**Task**: Determine how many lines in the listing contain the string "your"; respond with the number alone.

**Source data**:
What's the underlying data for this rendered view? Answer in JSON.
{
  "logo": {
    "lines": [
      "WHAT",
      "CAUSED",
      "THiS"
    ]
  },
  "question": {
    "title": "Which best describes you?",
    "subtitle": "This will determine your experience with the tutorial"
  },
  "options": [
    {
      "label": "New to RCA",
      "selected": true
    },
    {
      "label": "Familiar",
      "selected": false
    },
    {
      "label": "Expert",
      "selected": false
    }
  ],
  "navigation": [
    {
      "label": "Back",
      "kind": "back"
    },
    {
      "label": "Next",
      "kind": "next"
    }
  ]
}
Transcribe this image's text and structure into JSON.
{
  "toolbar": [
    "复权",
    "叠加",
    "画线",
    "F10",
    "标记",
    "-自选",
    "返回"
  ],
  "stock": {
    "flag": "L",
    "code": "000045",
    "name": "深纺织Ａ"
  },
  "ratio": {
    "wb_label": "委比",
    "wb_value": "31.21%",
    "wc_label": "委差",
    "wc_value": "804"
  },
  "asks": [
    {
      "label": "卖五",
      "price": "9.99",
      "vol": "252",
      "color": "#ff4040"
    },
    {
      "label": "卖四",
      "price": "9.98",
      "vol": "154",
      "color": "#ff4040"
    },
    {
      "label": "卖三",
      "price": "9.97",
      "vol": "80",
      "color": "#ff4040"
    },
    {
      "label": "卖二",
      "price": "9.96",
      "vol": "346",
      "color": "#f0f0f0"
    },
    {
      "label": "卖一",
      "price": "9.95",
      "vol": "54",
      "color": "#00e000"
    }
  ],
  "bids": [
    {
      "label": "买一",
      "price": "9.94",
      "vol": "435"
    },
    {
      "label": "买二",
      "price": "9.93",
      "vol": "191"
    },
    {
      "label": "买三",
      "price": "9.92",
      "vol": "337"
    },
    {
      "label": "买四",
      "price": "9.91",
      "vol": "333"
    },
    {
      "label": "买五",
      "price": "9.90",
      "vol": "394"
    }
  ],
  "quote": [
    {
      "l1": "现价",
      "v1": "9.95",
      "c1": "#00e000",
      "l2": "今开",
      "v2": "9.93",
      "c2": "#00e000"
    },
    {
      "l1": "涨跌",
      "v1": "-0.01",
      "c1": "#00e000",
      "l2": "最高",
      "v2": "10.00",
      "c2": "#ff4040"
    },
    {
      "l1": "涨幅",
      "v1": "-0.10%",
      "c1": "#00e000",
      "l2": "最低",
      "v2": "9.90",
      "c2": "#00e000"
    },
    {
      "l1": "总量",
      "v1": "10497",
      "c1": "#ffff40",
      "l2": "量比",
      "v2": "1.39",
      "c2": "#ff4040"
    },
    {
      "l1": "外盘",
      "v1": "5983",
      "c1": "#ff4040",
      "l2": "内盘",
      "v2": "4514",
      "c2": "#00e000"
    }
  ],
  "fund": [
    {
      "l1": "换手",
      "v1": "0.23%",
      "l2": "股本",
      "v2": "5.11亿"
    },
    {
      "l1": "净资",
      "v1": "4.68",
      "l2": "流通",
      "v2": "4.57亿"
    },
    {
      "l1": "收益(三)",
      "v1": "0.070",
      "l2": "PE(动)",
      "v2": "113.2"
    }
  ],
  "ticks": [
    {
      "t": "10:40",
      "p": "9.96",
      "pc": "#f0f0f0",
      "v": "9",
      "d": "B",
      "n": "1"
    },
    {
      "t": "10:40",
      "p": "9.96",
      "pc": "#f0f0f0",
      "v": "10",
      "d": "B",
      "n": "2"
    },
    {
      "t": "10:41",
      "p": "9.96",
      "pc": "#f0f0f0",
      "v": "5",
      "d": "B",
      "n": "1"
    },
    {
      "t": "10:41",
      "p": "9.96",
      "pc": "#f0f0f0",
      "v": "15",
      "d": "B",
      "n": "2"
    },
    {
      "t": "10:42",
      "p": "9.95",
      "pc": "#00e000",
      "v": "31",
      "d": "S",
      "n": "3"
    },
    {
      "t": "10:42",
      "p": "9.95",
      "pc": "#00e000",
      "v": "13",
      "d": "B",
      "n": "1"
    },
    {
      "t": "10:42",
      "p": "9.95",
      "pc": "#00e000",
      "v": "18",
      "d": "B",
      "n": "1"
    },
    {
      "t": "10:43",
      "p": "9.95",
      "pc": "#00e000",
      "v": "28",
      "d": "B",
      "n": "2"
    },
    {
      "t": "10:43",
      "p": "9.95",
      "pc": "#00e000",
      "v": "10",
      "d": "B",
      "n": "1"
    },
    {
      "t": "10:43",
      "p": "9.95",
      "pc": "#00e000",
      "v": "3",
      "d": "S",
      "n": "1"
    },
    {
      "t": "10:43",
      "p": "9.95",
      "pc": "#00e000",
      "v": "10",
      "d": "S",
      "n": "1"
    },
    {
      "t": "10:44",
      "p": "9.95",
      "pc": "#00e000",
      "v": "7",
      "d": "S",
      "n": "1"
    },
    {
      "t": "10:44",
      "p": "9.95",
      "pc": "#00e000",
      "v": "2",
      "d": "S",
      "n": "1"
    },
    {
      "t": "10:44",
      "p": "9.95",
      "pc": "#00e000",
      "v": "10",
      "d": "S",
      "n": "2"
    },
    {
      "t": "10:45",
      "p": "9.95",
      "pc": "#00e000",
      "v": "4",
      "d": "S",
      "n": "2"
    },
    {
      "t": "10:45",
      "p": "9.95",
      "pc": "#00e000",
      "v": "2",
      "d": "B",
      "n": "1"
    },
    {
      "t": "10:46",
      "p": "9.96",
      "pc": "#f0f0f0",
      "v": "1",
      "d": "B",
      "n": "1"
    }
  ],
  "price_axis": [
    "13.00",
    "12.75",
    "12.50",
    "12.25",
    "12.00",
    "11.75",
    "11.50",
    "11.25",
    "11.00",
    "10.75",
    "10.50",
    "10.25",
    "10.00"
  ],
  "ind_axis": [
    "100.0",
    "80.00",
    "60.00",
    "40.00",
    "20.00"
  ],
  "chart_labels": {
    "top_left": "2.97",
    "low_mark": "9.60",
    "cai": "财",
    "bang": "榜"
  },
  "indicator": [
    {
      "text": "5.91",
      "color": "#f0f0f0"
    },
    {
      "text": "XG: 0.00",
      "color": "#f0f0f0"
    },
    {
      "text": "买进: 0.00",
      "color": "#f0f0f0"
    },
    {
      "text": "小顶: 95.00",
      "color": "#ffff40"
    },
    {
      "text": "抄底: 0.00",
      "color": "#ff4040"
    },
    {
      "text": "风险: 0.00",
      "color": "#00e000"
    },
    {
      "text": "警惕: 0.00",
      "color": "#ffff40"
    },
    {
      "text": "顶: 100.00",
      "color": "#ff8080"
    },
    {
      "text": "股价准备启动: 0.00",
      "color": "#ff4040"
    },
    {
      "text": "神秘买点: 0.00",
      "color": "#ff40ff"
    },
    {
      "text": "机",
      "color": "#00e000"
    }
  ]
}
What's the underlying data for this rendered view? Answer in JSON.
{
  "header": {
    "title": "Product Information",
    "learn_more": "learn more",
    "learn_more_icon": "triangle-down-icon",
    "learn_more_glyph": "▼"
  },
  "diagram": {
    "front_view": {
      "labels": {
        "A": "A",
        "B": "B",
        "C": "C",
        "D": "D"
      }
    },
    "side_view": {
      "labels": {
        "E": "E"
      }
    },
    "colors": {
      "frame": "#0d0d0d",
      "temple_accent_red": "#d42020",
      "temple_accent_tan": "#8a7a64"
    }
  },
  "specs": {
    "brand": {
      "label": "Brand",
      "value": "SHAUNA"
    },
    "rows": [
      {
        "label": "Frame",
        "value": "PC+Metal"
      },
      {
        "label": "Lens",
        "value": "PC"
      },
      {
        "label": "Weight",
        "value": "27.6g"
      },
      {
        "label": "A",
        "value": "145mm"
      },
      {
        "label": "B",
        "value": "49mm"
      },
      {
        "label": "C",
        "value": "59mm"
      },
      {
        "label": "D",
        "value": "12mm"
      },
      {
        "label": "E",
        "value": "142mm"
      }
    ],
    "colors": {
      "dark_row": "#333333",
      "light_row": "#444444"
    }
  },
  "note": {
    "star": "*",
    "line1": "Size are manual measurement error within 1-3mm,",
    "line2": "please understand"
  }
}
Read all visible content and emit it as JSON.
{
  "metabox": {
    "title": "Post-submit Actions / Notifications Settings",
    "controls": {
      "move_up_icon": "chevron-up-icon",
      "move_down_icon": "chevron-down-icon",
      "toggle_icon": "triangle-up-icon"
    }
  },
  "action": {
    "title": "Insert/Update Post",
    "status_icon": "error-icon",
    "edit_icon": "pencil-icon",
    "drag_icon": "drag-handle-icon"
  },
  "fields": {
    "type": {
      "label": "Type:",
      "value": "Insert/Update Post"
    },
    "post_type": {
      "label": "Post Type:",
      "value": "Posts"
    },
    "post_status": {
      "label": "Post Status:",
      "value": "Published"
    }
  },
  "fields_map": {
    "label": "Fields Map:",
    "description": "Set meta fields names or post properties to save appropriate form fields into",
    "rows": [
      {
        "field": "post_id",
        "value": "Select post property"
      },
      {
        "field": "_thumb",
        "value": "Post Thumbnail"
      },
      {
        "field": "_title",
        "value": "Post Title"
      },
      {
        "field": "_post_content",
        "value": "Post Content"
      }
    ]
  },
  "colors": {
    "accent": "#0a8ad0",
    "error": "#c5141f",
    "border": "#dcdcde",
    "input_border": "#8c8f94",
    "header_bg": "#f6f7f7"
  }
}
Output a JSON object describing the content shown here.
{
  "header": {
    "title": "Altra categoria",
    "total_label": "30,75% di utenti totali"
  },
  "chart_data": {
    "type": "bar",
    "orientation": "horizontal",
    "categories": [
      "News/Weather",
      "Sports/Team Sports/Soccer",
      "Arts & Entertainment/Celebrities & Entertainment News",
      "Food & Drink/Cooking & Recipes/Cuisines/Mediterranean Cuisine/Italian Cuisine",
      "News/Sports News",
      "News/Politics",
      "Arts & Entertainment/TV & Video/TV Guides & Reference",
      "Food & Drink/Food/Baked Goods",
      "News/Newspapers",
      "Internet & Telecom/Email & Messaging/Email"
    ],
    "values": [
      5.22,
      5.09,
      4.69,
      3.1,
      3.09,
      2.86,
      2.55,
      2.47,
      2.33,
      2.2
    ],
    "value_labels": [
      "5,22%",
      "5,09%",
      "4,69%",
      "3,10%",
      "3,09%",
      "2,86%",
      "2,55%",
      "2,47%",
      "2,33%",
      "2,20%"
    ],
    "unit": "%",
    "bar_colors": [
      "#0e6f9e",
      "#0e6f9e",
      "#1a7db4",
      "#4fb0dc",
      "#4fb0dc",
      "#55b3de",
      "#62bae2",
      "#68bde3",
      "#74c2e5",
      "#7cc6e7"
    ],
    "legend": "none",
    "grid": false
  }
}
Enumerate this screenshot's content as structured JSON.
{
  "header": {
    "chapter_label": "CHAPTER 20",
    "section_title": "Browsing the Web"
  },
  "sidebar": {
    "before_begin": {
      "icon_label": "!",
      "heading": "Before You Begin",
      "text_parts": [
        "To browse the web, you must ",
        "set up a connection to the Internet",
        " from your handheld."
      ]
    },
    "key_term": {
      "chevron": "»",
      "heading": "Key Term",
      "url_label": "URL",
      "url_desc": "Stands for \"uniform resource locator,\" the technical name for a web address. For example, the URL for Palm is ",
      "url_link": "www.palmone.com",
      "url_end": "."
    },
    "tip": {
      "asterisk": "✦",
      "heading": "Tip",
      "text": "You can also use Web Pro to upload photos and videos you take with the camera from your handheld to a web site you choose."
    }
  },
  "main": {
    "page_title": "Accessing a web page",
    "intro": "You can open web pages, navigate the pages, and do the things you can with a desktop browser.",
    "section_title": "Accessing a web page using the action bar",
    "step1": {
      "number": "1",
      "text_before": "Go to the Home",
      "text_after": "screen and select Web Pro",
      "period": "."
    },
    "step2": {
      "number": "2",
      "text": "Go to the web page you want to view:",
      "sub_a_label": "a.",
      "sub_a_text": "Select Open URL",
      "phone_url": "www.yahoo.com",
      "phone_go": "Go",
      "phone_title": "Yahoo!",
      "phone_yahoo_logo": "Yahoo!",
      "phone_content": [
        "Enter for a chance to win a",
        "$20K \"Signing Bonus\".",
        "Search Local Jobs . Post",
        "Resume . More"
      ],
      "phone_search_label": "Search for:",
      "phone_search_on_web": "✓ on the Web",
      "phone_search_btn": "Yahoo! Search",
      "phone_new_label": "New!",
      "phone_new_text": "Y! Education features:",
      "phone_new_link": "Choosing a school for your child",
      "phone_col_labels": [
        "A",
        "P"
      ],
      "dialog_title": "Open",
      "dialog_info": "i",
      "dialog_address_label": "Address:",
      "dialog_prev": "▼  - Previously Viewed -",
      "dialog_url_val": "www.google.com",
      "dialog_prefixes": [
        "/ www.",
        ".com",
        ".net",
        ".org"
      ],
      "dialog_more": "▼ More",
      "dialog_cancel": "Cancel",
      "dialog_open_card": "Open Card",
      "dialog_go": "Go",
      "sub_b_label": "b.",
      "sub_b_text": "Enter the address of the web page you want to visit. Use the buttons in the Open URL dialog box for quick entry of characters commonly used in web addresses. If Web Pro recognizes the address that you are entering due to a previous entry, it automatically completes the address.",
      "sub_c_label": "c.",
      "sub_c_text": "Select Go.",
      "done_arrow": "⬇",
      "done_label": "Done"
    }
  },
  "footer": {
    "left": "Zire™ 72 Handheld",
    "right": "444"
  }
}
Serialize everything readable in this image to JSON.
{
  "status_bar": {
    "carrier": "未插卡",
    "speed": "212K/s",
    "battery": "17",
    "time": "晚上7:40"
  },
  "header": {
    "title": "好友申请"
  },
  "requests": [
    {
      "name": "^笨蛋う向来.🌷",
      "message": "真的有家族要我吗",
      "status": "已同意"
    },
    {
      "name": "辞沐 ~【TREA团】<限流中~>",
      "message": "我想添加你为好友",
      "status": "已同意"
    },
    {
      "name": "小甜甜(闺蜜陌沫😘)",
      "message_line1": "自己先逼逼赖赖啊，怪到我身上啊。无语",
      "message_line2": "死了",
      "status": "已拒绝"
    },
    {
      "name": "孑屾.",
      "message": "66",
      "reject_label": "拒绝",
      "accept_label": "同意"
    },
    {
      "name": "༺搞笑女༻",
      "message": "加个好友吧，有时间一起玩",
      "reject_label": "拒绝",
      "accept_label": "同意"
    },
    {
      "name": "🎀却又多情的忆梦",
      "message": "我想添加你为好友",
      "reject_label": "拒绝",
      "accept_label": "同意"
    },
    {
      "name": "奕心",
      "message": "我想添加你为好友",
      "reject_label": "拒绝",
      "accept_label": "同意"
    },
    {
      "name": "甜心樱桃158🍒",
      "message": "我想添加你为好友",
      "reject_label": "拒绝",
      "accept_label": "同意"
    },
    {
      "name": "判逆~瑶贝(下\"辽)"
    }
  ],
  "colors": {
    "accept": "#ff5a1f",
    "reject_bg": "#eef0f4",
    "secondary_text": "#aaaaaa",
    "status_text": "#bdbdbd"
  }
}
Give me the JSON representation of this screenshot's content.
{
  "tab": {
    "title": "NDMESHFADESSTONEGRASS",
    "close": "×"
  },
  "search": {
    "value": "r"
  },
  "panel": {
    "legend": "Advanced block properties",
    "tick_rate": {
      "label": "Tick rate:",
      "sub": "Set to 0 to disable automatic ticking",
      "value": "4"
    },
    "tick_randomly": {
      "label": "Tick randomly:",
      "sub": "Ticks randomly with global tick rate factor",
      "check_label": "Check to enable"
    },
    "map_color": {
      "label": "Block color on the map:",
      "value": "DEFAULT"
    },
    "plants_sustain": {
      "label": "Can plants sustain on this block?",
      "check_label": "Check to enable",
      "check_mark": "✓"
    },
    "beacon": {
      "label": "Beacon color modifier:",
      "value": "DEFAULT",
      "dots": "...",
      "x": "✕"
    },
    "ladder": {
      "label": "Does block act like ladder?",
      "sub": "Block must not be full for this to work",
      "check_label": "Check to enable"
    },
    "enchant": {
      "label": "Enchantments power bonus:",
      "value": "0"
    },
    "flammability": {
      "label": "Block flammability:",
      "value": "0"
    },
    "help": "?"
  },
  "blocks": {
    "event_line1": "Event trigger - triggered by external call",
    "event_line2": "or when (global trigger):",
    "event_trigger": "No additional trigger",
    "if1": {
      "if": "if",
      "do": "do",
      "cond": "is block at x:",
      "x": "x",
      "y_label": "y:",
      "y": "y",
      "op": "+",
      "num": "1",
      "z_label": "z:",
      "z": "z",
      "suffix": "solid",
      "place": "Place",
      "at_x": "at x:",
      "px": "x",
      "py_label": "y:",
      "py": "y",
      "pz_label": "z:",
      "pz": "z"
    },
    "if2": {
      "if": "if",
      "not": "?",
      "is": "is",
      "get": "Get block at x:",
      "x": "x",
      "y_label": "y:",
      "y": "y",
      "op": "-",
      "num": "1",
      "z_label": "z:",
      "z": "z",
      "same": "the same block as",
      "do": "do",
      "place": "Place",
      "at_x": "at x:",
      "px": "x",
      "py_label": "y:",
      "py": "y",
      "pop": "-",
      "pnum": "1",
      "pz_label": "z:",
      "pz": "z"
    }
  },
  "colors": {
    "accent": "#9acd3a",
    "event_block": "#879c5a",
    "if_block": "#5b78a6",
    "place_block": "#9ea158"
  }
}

**Task result**: 4